What the task requires: Each line containing the string "Defined" should be copied out of the entries.

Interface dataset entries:
________

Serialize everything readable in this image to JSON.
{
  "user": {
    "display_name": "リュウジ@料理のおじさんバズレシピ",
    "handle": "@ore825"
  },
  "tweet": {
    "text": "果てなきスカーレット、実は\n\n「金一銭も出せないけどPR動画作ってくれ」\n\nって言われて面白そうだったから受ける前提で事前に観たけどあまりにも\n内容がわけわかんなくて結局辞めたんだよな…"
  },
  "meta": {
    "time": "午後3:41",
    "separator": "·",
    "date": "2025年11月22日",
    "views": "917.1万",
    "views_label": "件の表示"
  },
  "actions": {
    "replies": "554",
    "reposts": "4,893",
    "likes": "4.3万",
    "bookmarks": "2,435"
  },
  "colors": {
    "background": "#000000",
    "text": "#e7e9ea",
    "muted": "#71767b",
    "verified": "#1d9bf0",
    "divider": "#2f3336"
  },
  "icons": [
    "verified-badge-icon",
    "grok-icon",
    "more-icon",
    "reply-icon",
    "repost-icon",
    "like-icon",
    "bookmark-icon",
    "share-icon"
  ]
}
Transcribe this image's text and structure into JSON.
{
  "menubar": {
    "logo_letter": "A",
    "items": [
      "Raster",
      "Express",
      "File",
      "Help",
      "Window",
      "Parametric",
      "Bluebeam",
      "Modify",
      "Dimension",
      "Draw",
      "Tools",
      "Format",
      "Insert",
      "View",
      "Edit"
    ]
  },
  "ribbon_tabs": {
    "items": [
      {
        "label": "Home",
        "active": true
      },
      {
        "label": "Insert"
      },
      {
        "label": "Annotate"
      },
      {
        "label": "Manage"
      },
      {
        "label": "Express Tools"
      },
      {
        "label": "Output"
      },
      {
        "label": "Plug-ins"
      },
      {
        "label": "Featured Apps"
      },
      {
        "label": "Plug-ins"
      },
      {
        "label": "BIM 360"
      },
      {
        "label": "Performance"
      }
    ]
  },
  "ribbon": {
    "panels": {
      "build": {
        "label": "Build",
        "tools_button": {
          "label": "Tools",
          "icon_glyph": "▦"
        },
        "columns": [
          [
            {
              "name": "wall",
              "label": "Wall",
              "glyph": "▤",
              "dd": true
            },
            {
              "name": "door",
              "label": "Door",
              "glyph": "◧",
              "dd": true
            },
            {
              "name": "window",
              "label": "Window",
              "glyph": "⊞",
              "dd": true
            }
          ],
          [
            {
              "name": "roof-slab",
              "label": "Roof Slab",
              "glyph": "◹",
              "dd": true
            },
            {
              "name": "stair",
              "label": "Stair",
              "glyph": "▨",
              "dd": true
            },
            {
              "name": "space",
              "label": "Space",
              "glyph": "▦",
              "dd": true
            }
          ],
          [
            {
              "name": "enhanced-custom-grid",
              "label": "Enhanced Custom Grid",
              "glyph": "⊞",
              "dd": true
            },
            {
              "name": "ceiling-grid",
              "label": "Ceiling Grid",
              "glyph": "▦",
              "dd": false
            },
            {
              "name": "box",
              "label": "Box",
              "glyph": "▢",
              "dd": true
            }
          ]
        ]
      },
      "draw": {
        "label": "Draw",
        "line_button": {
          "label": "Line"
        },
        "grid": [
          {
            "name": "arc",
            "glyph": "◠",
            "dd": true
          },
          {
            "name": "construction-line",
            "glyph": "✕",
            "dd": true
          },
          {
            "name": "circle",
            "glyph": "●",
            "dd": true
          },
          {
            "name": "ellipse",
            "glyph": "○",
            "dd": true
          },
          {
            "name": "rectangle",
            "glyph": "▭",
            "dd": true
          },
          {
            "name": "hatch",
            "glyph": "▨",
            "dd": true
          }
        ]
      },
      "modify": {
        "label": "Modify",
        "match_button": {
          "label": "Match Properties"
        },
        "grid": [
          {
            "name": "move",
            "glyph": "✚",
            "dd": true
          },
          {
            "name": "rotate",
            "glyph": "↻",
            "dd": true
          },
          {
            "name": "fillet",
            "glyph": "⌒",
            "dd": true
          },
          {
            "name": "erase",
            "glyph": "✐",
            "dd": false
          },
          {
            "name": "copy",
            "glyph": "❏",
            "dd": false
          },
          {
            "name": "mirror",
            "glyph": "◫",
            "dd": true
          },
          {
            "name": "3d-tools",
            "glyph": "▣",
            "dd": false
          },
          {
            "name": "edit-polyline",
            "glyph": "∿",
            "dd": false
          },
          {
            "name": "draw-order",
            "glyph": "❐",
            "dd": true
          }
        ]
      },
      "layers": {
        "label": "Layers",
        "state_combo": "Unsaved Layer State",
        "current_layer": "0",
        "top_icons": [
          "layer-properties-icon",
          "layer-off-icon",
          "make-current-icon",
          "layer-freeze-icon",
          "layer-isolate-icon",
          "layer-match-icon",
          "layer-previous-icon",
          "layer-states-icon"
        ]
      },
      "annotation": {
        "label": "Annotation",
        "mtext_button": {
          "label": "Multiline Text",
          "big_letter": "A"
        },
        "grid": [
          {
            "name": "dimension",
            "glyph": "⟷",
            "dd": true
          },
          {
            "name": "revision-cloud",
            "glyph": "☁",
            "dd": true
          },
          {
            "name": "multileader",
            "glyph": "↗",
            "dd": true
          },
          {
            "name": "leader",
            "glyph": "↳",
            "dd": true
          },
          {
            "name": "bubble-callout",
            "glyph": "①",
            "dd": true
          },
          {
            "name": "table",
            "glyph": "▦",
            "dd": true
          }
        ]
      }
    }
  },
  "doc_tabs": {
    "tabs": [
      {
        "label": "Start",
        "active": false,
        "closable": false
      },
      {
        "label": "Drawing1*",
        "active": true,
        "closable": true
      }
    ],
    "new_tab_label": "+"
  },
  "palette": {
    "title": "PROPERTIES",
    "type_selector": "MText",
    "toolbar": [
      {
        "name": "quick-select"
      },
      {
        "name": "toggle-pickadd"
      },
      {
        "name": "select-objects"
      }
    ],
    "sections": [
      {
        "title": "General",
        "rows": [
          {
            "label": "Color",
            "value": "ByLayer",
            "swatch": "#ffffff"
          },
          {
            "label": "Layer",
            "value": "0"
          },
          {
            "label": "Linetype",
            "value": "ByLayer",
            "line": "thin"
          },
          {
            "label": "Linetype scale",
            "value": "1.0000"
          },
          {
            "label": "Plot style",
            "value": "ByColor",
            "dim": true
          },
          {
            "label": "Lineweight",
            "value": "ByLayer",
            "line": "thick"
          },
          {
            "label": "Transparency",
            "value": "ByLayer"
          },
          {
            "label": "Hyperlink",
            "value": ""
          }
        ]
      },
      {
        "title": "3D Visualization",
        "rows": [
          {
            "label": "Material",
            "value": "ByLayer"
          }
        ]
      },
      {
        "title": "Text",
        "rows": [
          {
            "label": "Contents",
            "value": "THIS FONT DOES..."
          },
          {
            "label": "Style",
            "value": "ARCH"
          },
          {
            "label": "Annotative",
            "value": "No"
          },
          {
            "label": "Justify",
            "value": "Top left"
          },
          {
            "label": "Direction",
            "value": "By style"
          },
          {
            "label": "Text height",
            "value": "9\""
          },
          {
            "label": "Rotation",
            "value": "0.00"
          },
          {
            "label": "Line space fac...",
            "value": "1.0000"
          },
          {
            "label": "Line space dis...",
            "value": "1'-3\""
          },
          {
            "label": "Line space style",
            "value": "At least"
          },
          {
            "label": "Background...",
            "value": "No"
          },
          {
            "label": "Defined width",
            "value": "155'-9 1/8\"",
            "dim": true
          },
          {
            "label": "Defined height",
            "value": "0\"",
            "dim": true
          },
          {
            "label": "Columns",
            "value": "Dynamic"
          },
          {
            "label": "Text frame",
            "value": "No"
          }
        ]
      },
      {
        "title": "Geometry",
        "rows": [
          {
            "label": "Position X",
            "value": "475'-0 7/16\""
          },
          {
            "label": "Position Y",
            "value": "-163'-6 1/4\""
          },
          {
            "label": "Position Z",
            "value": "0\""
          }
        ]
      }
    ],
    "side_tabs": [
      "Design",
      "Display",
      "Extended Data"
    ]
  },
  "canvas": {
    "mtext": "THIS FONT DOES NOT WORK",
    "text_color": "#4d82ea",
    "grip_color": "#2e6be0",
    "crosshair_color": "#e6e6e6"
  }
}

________

Answer to this exercise:
            "label": "Defined width",
            "label": "Defined height",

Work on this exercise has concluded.